First, let me state that I do not claim to see the complete picture yet. Are these ditches built by the guerillas (or terrorists, in official discourse), or are they built by the civilians? Or, maybe, is there an organic cooperation? I hesitate to reach conclusions at this point. But let me say this: If this is the implementation of a decision taken by the PKK command, I have no sympathy for it and I believe they are as responsible of these civilian deaths as the state.

Here are some pictures:

A 13 year old girl was shot dead and could not be buried because of the curfew at Cizre. Her family kept her in the deep freezer until the curfew was lifted.

The body of a dead PKK guerilla was mutilated and was pulled behind a police vehicle at Şırnak.

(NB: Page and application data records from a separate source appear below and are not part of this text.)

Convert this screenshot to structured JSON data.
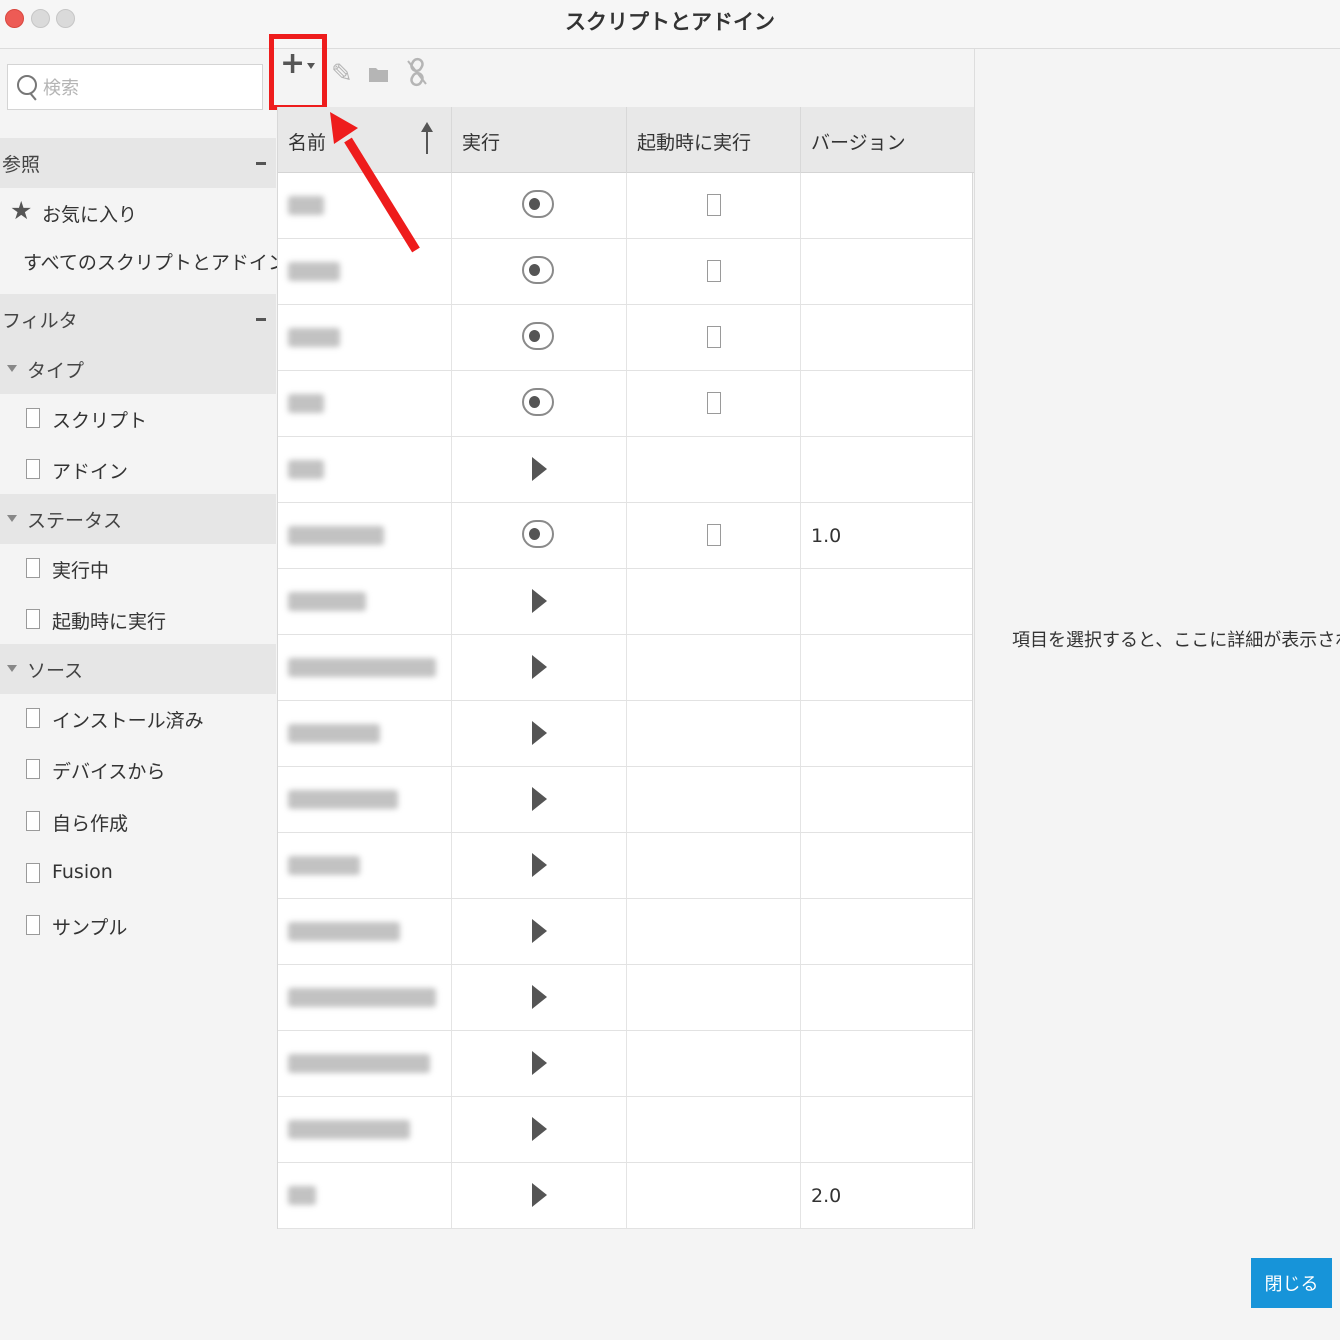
{
  "window": {
    "title": "スクリプトとアドイン"
  },
  "search": {
    "placeholder": "検索",
    "value": ""
  },
  "sidebar": {
    "browse": {
      "label": "参照",
      "collapse": "−",
      "items": [
        {
          "label": "お気に入り",
          "icon": "star-icon"
        },
        {
          "label": "すべてのスクリプトとアドイン"
        }
      ]
    },
    "filter": {
      "label": "フィルタ",
      "collapse": "−",
      "groups": [
        {
          "label": "タイプ",
          "options": [
            "スクリプト",
            "アドイン"
          ]
        },
        {
          "label": "ステータス",
          "options": [
            "実行中",
            "起動時に実行"
          ]
        },
        {
          "label": "ソース",
          "options": [
            "インストール済み",
            "デバイスから",
            "自ら作成",
            "Fusion",
            "サンプル"
          ]
        }
      ]
    }
  },
  "toolbar": {
    "add": "+",
    "icons": [
      "plus-icon",
      "pencil-icon",
      "folder-icon",
      "unlink-icon"
    ],
    "highlight_color": "#ee1c1c"
  },
  "table": {
    "columns": [
      "名前",
      "実行",
      "起動時に実行",
      "バージョン"
    ],
    "sort": {
      "column": "名前",
      "direction": "ascending"
    },
    "rows": [
      {
        "name_blurred": true,
        "run": "toggle",
        "on_startup": false,
        "version": ""
      },
      {
        "name_blurred": true,
        "run": "toggle",
        "on_startup": false,
        "version": ""
      },
      {
        "name_blurred": true,
        "run": "toggle",
        "on_startup": false,
        "version": ""
      },
      {
        "name_blurred": true,
        "run": "toggle",
        "on_startup": false,
        "version": ""
      },
      {
        "name_blurred": true,
        "run": "play",
        "on_startup": null,
        "version": ""
      },
      {
        "name_blurred": true,
        "run": "toggle",
        "on_startup": false,
        "version": "1.0"
      },
      {
        "name_blurred": true,
        "run": "play",
        "on_startup": null,
        "version": ""
      },
      {
        "name_blurred": true,
        "run": "play",
        "on_startup": null,
        "version": ""
      },
      {
        "name_blurred": true,
        "run": "play",
        "on_startup": null,
        "version": ""
      },
      {
        "name_blurred": true,
        "run": "play",
        "on_startup": null,
        "version": ""
      },
      {
        "name_blurred": true,
        "run": "play",
        "on_startup": null,
        "version": ""
      },
      {
        "name_blurred": true,
        "run": "play",
        "on_startup": null,
        "version": ""
      },
      {
        "name_blurred": true,
        "run": "play",
        "on_startup": null,
        "version": ""
      },
      {
        "name_blurred": true,
        "run": "play",
        "on_startup": null,
        "version": ""
      },
      {
        "name_blurred": true,
        "run": "play",
        "on_startup": null,
        "version": ""
      },
      {
        "name_blurred": true,
        "run": "play",
        "on_startup": null,
        "version": "2.0"
      }
    ]
  },
  "detail": {
    "message": "項目を選択すると、ここに詳細が表示されます"
  },
  "footer": {
    "close_label": "閉じる",
    "accent": "#1794d9"
  }
}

A 70 year old man was killed by sniper fire in Cizre. His body stayed out in the streets for three days until the curfew was lifted.

And these pictures are a few months old. New ones are coming in, as the conflict over the ditches spread into a number of urban centers. However, I want to talk about a different picture that I saw at diken.com.tr earlier today:


This picture is from a house at Nusaybin and reflects my feelings on these recent events rather well. The photographer went into the yard and took the picture of the girl (who went outside) from inside. She is smiling at us, from the direction that the bullets came in. I just hope it was safe then, and has been so since. The fact that she is smiling is giving me hope that noone she loves was hurt. The fact that she is smiling is giving me hope that smiling is still possible there.

I appreciate that the photographer went inside and took these pictures, as I believe this is what we lack. We know what the state tells us: 'They are fighting the terrorists,' and 'they are in a legitimate fight to establish control in urban centers.' But, at what cost? Our own citizens are suffering under inhumane curfews and assaults. We need such journalism that goes 'inside,' and tells the story from there. And, of course, we need outlets that would carry those stories. Tough luck on that!

The only way to avoid a civil war in the (maybe not so) long run is to let the smiling face of this little girl pierce through our barriers, as those bullets did so to her house. And for that, we need to understand how war, funded by our money and votes, hurts fellow citizens inside those doors with bullet holes.